▶ [Records supplied]:
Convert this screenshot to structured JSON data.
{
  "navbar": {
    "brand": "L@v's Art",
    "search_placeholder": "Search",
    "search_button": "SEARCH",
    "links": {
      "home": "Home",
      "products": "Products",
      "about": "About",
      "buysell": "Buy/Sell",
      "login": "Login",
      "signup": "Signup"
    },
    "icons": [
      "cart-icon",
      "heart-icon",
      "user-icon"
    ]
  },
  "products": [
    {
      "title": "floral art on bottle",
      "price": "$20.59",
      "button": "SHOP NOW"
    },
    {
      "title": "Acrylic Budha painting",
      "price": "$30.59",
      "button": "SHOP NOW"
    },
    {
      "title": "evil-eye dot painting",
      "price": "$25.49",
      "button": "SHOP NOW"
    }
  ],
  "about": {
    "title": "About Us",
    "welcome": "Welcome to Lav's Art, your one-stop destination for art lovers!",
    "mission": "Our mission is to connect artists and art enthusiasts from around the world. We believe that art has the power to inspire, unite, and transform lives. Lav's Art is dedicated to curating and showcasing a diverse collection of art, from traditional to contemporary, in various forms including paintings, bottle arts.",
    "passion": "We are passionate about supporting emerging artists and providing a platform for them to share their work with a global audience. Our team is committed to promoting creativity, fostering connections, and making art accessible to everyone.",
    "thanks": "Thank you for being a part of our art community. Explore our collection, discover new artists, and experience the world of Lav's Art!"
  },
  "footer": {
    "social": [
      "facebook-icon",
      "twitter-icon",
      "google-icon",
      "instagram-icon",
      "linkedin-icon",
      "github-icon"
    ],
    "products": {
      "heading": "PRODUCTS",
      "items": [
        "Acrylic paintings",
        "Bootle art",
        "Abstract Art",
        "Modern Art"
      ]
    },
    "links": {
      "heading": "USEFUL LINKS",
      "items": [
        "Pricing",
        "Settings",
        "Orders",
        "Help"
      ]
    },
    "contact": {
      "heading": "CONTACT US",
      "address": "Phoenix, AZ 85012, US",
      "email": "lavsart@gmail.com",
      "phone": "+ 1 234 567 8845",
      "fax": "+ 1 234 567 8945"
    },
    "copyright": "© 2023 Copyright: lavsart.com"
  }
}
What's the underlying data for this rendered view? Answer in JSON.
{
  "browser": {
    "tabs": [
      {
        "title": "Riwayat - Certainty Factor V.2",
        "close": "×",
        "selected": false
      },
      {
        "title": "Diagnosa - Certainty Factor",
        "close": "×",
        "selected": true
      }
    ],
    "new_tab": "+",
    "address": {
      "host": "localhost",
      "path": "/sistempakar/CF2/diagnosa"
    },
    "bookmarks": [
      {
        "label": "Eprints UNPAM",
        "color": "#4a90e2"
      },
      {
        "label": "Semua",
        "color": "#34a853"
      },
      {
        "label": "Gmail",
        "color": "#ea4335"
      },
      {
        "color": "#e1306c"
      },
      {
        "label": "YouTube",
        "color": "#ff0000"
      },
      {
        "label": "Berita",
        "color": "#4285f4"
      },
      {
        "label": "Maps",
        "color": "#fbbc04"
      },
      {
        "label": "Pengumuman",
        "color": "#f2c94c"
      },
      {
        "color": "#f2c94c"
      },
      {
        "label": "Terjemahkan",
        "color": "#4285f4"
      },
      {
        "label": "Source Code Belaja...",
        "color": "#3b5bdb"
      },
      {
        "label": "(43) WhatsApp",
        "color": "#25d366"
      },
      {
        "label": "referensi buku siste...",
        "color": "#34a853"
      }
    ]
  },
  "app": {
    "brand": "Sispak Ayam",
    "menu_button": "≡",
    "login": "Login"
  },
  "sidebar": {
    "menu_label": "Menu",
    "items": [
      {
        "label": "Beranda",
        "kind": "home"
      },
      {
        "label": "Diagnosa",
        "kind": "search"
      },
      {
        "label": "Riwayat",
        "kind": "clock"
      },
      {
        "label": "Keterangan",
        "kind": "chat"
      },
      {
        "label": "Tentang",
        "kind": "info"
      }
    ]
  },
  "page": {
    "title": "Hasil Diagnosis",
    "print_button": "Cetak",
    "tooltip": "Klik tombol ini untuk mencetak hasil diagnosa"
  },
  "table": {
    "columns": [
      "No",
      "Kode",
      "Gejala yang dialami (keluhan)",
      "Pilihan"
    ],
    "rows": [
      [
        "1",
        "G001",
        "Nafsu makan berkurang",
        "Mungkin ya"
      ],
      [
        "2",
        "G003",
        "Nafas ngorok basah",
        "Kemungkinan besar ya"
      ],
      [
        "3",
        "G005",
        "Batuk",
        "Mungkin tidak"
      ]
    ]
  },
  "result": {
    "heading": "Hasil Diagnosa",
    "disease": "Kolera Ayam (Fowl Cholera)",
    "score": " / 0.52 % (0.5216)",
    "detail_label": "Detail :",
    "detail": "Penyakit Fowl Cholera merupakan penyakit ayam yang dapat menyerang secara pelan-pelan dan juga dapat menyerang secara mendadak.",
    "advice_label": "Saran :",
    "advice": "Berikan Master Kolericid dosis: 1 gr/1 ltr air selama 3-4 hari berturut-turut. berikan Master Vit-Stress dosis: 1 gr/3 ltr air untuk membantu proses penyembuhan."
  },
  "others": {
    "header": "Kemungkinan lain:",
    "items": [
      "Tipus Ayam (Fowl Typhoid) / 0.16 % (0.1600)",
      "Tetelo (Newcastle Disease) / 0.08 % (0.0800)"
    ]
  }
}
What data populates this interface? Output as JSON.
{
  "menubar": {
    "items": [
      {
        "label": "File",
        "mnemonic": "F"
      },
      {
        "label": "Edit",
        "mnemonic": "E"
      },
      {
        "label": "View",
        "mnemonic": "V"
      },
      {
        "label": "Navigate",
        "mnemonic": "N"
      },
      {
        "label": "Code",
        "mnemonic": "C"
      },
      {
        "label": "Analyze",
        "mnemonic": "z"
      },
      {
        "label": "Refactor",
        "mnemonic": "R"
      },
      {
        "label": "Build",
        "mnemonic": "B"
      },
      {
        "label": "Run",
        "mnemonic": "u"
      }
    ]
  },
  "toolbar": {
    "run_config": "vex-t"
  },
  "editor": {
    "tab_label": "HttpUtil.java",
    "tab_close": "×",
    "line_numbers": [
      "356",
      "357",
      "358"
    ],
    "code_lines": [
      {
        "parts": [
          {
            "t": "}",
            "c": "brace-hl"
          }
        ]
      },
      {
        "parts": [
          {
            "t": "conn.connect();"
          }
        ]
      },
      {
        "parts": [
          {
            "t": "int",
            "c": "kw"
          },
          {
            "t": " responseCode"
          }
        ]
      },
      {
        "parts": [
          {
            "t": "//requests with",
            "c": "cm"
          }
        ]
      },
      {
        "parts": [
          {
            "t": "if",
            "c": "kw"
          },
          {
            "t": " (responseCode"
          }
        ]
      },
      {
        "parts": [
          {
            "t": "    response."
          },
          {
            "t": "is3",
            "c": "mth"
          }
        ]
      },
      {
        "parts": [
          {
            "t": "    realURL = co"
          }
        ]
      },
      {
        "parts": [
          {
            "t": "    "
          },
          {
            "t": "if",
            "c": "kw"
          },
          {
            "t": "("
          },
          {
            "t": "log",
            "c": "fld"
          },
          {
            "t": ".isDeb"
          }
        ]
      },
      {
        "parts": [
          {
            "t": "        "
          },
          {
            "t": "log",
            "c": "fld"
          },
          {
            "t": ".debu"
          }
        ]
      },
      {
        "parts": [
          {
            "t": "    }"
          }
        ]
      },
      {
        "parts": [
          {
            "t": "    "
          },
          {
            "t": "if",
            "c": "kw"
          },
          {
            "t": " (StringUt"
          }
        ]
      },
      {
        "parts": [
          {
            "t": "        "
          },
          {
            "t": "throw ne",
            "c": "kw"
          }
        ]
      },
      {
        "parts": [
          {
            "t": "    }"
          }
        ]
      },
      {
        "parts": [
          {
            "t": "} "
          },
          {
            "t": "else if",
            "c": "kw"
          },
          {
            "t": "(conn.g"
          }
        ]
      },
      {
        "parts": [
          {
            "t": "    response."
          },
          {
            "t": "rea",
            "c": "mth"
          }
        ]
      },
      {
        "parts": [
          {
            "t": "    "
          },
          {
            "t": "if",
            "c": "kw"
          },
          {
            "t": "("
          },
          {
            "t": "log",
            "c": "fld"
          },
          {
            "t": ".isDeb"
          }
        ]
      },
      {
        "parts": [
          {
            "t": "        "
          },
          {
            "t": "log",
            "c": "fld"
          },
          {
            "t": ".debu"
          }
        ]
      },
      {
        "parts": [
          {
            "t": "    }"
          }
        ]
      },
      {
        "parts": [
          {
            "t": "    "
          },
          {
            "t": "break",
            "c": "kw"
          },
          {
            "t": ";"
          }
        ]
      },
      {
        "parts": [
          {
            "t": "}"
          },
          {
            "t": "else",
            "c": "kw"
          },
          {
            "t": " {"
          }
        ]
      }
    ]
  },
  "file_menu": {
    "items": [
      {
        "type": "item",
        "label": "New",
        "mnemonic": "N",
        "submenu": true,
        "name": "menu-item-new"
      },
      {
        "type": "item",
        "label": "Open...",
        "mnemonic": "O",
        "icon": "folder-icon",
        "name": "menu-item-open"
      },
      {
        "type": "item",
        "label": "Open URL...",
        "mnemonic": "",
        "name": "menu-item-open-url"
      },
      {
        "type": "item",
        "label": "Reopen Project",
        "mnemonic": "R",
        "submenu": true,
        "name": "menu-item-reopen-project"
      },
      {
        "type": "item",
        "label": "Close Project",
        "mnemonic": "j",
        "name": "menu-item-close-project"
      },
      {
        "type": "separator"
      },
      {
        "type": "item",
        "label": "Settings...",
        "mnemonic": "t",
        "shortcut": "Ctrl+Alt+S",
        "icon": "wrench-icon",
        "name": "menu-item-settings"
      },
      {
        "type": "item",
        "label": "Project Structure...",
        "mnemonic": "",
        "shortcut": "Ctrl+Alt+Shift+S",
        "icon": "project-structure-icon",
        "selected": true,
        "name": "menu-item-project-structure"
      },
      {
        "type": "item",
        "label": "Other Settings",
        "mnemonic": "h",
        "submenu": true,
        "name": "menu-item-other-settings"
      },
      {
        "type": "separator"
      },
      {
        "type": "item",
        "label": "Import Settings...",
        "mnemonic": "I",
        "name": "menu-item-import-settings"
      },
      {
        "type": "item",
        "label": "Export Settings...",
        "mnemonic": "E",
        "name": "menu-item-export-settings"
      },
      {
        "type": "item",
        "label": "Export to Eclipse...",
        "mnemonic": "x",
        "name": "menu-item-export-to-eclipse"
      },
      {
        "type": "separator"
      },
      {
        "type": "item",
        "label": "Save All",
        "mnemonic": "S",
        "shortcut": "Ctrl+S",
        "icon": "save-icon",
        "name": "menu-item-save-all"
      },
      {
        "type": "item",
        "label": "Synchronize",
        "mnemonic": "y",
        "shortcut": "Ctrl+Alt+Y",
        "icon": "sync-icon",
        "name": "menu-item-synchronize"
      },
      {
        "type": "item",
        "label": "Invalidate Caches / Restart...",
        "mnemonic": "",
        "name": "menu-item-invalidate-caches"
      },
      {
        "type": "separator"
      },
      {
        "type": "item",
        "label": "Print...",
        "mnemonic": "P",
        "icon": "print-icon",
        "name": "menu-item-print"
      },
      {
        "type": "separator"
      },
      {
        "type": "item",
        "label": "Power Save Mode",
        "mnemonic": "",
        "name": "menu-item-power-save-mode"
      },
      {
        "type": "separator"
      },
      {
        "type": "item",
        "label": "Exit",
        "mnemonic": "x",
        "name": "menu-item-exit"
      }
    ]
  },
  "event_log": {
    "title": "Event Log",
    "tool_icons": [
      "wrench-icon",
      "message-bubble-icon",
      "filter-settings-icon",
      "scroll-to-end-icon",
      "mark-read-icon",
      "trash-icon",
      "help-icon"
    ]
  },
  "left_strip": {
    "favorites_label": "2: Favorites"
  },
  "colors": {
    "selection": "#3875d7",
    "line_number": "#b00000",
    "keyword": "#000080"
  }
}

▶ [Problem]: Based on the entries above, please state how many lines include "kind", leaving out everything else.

▶ [Answer for this exercise]: 5